[Data records for software interfaces]
______________________________

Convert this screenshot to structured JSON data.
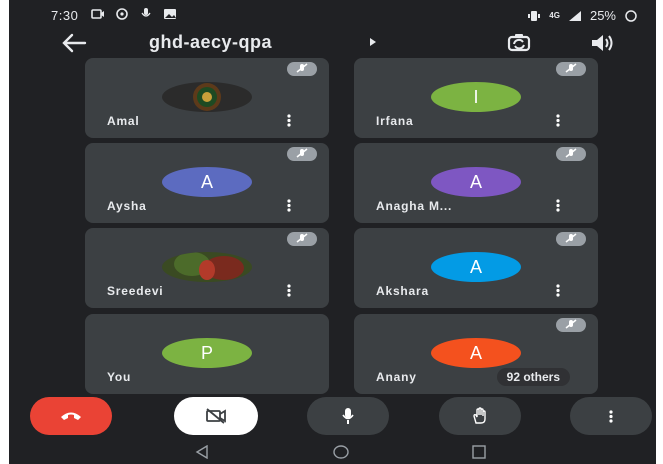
{
  "status_bar": {
    "time": "7:30",
    "battery": "25%",
    "network": "4G"
  },
  "header": {
    "title": "ghd-aecy-qpa"
  },
  "participants": [
    {
      "name": "Amal",
      "initial": "",
      "avatar": "photo-emblem",
      "muted": true
    },
    {
      "name": "Irfana",
      "initial": "I",
      "avatar_color": "#7cb342",
      "muted": true
    },
    {
      "name": "Aysha",
      "initial": "A",
      "avatar_color": "#5c6bc0",
      "muted": true
    },
    {
      "name": "Anagha M...",
      "initial": "A",
      "avatar_color": "#7e57c2",
      "muted": true
    },
    {
      "name": "Sreedevi",
      "initial": "",
      "avatar": "photo-portrait",
      "muted": true
    },
    {
      "name": "Akshara",
      "initial": "A",
      "avatar_color": "#039be5",
      "muted": true
    },
    {
      "name": "You",
      "initial": "P",
      "avatar_color": "#7cb342",
      "muted": false
    },
    {
      "name": "Anany",
      "initial": "A",
      "avatar_color": "#f4511e",
      "muted": true
    }
  ],
  "others_label": "92 others",
  "controls": {
    "end_call_color": "#ea4335",
    "camera_off_bg": "#ffffff",
    "icons": [
      "end-call-icon",
      "camera-off-icon",
      "mic-icon",
      "raise-hand-icon",
      "more-options-icon"
    ]
  },
  "colors": {
    "background": "#202124",
    "tile": "#3c4043"
  }
}
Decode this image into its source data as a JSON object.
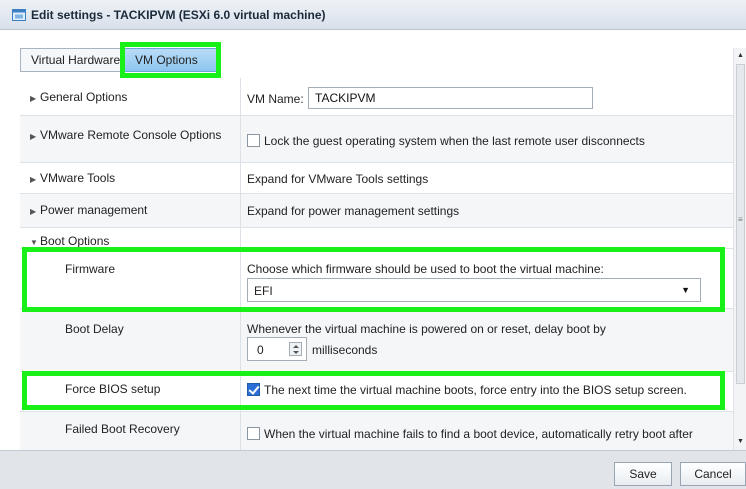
{
  "window": {
    "title": "Edit settings - TACKIPVM (ESXi 6.0 virtual machine)",
    "icon": "vm-settings-icon"
  },
  "tabs": [
    {
      "label": "Virtual Hardware",
      "active": false
    },
    {
      "label": "VM Options",
      "active": true
    }
  ],
  "rows": {
    "general": {
      "label": "General Options",
      "field_label": "VM Name:",
      "vm_name": "TACKIPVM"
    },
    "vmrc": {
      "label": "VMware Remote Console Options",
      "checkbox_text": "Lock the guest operating system when the last remote user disconnects",
      "checked": false
    },
    "tools": {
      "label": "VMware Tools",
      "value": "Expand for VMware Tools settings"
    },
    "power": {
      "label": "Power management",
      "value": "Expand for power management settings"
    },
    "boot": {
      "label": "Boot Options"
    },
    "firmware": {
      "label": "Firmware",
      "description": "Choose which firmware should be used to boot the virtual machine:",
      "selected": "EFI"
    },
    "boot_delay": {
      "label": "Boot Delay",
      "description": "Whenever the virtual machine is powered on or reset, delay boot by",
      "value": "0",
      "unit": "milliseconds"
    },
    "force_bios": {
      "label": "Force BIOS setup",
      "checkbox_text": "The next time the virtual machine boots, force entry into the BIOS setup screen.",
      "checked": true
    },
    "failed_boot": {
      "label": "Failed Boot Recovery",
      "checkbox_text": "When the virtual machine fails to find a boot device, automatically retry boot after",
      "checked": false
    }
  },
  "footer": {
    "save_label": "Save",
    "cancel_label": "Cancel"
  },
  "colors": {
    "highlight": "#18f018",
    "active_tab": "#8cc5f0",
    "title_bar": "#d8e0ea"
  }
}
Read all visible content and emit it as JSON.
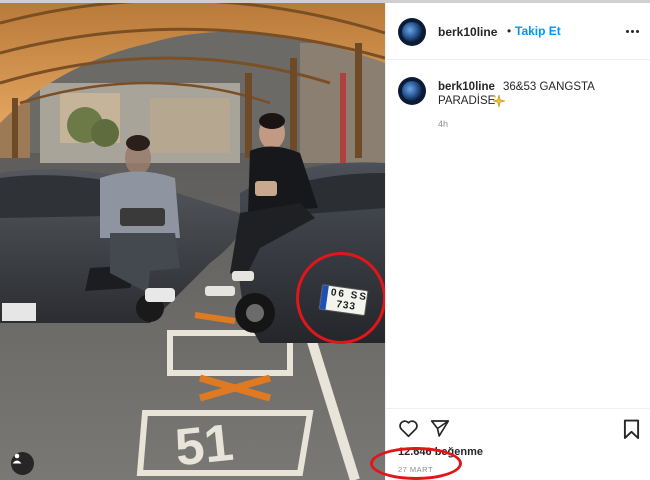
{
  "post": {
    "username": "berk10line",
    "separator": "•",
    "follow_label": "Takip Et",
    "more_icon": "more-dots-icon"
  },
  "photo": {
    "plate_line1": "06 SS",
    "plate_line2": "733",
    "user_tag_icon": "user-tag-icon"
  },
  "caption": {
    "username": "berk10line",
    "text_line1": "36&53 GANGSTA",
    "text_line2": "PARADİSE",
    "emoji_icon": "sparkle-emoji-icon",
    "time": "4h"
  },
  "actions": {
    "like_icon": "heart-icon",
    "share_icon": "paper-plane-icon",
    "save_icon": "bookmark-icon",
    "likes_text": "12.646 beğenme",
    "date": "27 MART"
  },
  "colors": {
    "accent": "#0095f6",
    "annotation_red": "#e0161b",
    "text": "#262626",
    "muted": "#8e8e8e"
  }
}
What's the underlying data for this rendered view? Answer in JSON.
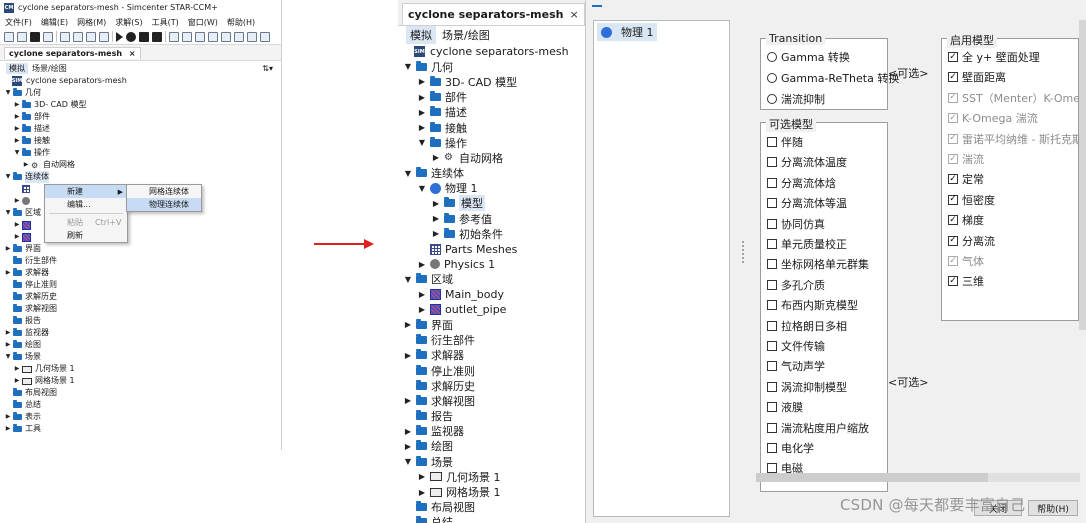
{
  "left_window": {
    "title": "cyclone separators-mesh - Simcenter STAR-CCM+",
    "app_logo": "CM",
    "menus": [
      "文件(F)",
      "编辑(E)",
      "网格(M)",
      "求解(S)",
      "工具(T)",
      "窗口(W)",
      "帮助(H)"
    ],
    "tab_title": "cyclone separators-mesh",
    "tab_close": "×",
    "subtabs": [
      "模拟",
      "场景/绘图"
    ],
    "tree": [
      {
        "label": "cyclone separators-mesh",
        "icon": "sim-root-icon",
        "arrow": ""
      },
      {
        "label": "几何",
        "icon": "folder-icon",
        "arrow": "▼"
      },
      {
        "label": "3D- CAD 模型",
        "icon": "folder-icon",
        "arrow": "▶"
      },
      {
        "label": "部件",
        "icon": "folder-icon",
        "arrow": "▶"
      },
      {
        "label": "描述",
        "icon": "folder-icon",
        "arrow": "▶"
      },
      {
        "label": "接触",
        "icon": "folder-icon",
        "arrow": "▶"
      },
      {
        "label": "操作",
        "icon": "folder-icon",
        "arrow": "▼"
      },
      {
        "label": "自动网格",
        "icon": "automesh-icon",
        "arrow": "▶"
      },
      {
        "label": "连续体",
        "icon": "folder-icon",
        "arrow": "▼"
      },
      {
        "label": "",
        "icon": "mesh-icon",
        "arrow": ""
      },
      {
        "label": "",
        "icon": "gray-dot-icon",
        "arrow": "▶"
      },
      {
        "label": "区域",
        "icon": "folder-icon",
        "arrow": "▼"
      },
      {
        "label": "",
        "icon": "region-icon",
        "arrow": "▶"
      },
      {
        "label": "",
        "icon": "region-icon",
        "arrow": "▶"
      },
      {
        "label": "界面",
        "icon": "folder-icon",
        "arrow": "▶"
      },
      {
        "label": "衍生部件",
        "icon": "folder-icon",
        "arrow": ""
      },
      {
        "label": "求解器",
        "icon": "folder-icon",
        "arrow": "▶"
      },
      {
        "label": "停止准则",
        "icon": "folder-icon",
        "arrow": ""
      },
      {
        "label": "求解历史",
        "icon": "folder-icon",
        "arrow": ""
      },
      {
        "label": "求解视图",
        "icon": "folder-icon",
        "arrow": ""
      },
      {
        "label": "报告",
        "icon": "folder-icon",
        "arrow": ""
      },
      {
        "label": "监视器",
        "icon": "folder-icon",
        "arrow": "▶"
      },
      {
        "label": "绘图",
        "icon": "folder-icon",
        "arrow": "▶"
      },
      {
        "label": "场景",
        "icon": "folder-icon",
        "arrow": "▼"
      },
      {
        "label": "几何场景 1",
        "icon": "scene-icon",
        "arrow": "▶"
      },
      {
        "label": "网格场景 1",
        "icon": "scene-icon",
        "arrow": "▶"
      },
      {
        "label": "布局视图",
        "icon": "folder-icon",
        "arrow": ""
      },
      {
        "label": "总结",
        "icon": "folder-icon",
        "arrow": ""
      },
      {
        "label": "表示",
        "icon": "folder-icon",
        "arrow": "▶"
      },
      {
        "label": "工具",
        "icon": "folder-icon",
        "arrow": "▶"
      }
    ],
    "context_menu": {
      "new": "新建",
      "edit": "编辑...",
      "paste": "粘贴",
      "paste_shortcut": "Ctrl+V",
      "refresh": "刷新"
    },
    "submenu": {
      "mesh_continuum": "网格连续体",
      "physics_continuum": "物理连续体"
    }
  },
  "big_tree": {
    "tab_title": "cyclone separators-mesh",
    "tab_close": "×",
    "subtabs": [
      "模拟",
      "场景/绘图"
    ],
    "rows": [
      {
        "label": "cyclone separators-mesh",
        "icon": "sim-root-icon",
        "arrow": "",
        "indent": 0
      },
      {
        "label": "几何",
        "icon": "folder-icon",
        "arrow": "▼",
        "indent": 0
      },
      {
        "label": "3D- CAD 模型",
        "icon": "folder-icon",
        "arrow": "▶",
        "indent": 1
      },
      {
        "label": "部件",
        "icon": "folder-icon",
        "arrow": "▶",
        "indent": 1
      },
      {
        "label": "描述",
        "icon": "folder-icon",
        "arrow": "▶",
        "indent": 1
      },
      {
        "label": "接触",
        "icon": "folder-icon",
        "arrow": "▶",
        "indent": 1
      },
      {
        "label": "操作",
        "icon": "folder-icon",
        "arrow": "▼",
        "indent": 1
      },
      {
        "label": "自动网格",
        "icon": "automesh-icon",
        "arrow": "▶",
        "indent": 2
      },
      {
        "label": "连续体",
        "icon": "folder-icon",
        "arrow": "▼",
        "indent": 0
      },
      {
        "label": "物理 1",
        "icon": "globe-icon",
        "arrow": "▼",
        "indent": 1
      },
      {
        "label": "模型",
        "icon": "folder-icon",
        "arrow": "▶",
        "indent": 2,
        "selected": true
      },
      {
        "label": "参考值",
        "icon": "folder-icon",
        "arrow": "▶",
        "indent": 2
      },
      {
        "label": "初始条件",
        "icon": "folder-icon",
        "arrow": "▶",
        "indent": 2
      },
      {
        "label": "Parts Meshes",
        "icon": "mesh-icon",
        "arrow": "",
        "indent": 1
      },
      {
        "label": "Physics 1",
        "icon": "gray-dot-icon",
        "arrow": "▶",
        "indent": 1
      },
      {
        "label": "区域",
        "icon": "folder-icon",
        "arrow": "▼",
        "indent": 0
      },
      {
        "label": "Main_body",
        "icon": "region-icon",
        "arrow": "▶",
        "indent": 1
      },
      {
        "label": "outlet_pipe",
        "icon": "region-icon",
        "arrow": "▶",
        "indent": 1
      },
      {
        "label": "界面",
        "icon": "folder-icon",
        "arrow": "▶",
        "indent": 0
      },
      {
        "label": "衍生部件",
        "icon": "folder-icon",
        "arrow": "",
        "indent": 0
      },
      {
        "label": "求解器",
        "icon": "folder-icon",
        "arrow": "▶",
        "indent": 0
      },
      {
        "label": "停止准则",
        "icon": "folder-icon",
        "arrow": "",
        "indent": 0
      },
      {
        "label": "求解历史",
        "icon": "folder-icon",
        "arrow": "",
        "indent": 0
      },
      {
        "label": "求解视图",
        "icon": "folder-icon",
        "arrow": "▶",
        "indent": 0
      },
      {
        "label": "报告",
        "icon": "folder-icon",
        "arrow": "",
        "indent": 0
      },
      {
        "label": "监视器",
        "icon": "folder-icon",
        "arrow": "▶",
        "indent": 0
      },
      {
        "label": "绘图",
        "icon": "folder-icon",
        "arrow": "▶",
        "indent": 0
      },
      {
        "label": "场景",
        "icon": "folder-icon",
        "arrow": "▼",
        "indent": 0
      },
      {
        "label": "几何场景 1",
        "icon": "scene-icon",
        "arrow": "▶",
        "indent": 1
      },
      {
        "label": "网格场景 1",
        "icon": "scene-icon",
        "arrow": "▶",
        "indent": 1
      },
      {
        "label": "布局视图",
        "icon": "folder-icon",
        "arrow": "",
        "indent": 0
      },
      {
        "label": "总结",
        "icon": "folder-icon",
        "arrow": "",
        "indent": 0
      }
    ]
  },
  "model_panel": {
    "physics_list_item": "物理 1",
    "transition": {
      "title": "Transition",
      "options": [
        "Gamma 转换",
        "Gamma-ReTheta 转换",
        "湍流抑制"
      ],
      "optional": "<可选>"
    },
    "optional_models": {
      "title": "可选模型",
      "items": [
        "伴随",
        "分离流体温度",
        "分离流体焓",
        "分离流体等温",
        "协同仿真",
        "单元质量校正",
        "坐标网格单元群集",
        "多孔介质",
        "布西内斯克模型",
        "拉格朗日多相",
        "文件传输",
        "气动声学",
        "涡流抑制模型",
        "液膜",
        "湍流粘度用户缩放",
        "电化学",
        "电磁"
      ],
      "optional": "<可选>"
    },
    "enabled_models": {
      "title": "启用模型",
      "items": [
        {
          "label": "全 y+ 壁面处理",
          "checked": true,
          "dim": false
        },
        {
          "label": "壁面距离",
          "checked": true,
          "dim": false
        },
        {
          "label": "SST（Menter）K-Omega",
          "checked": true,
          "dim": true
        },
        {
          "label": "K-Omega 湍流",
          "checked": true,
          "dim": true
        },
        {
          "label": "雷诺平均纳维 - 斯托克斯",
          "checked": true,
          "dim": true
        },
        {
          "label": "湍流",
          "checked": true,
          "dim": true
        },
        {
          "label": "定常",
          "checked": true,
          "dim": false
        },
        {
          "label": "恒密度",
          "checked": true,
          "dim": false
        },
        {
          "label": "梯度",
          "checked": true,
          "dim": false
        },
        {
          "label": "分离流",
          "checked": true,
          "dim": false
        },
        {
          "label": "气体",
          "checked": true,
          "dim": true
        },
        {
          "label": "三维",
          "checked": true,
          "dim": false
        }
      ]
    },
    "buttons": {
      "close": "关闭",
      "help": "帮助(H)"
    },
    "watermark": "CSDN @每天都要丰富自己"
  },
  "colors": {
    "accent_blue": "#1f6fbf",
    "selection": "#dbe6f4",
    "menu_highlight": "#c7dcf4",
    "arrow_red": "#e02020"
  }
}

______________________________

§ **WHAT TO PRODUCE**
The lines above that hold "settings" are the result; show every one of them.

§ **EXERCISE SOLUTION**
    "title": "Edit settings - TACKIPVM (ESXi 6.0 virtual machine)",
    "icon": "vm-settings-icon"
      "value": "Expand for VMware Tools settings"
      "value": "Expand for power management settings"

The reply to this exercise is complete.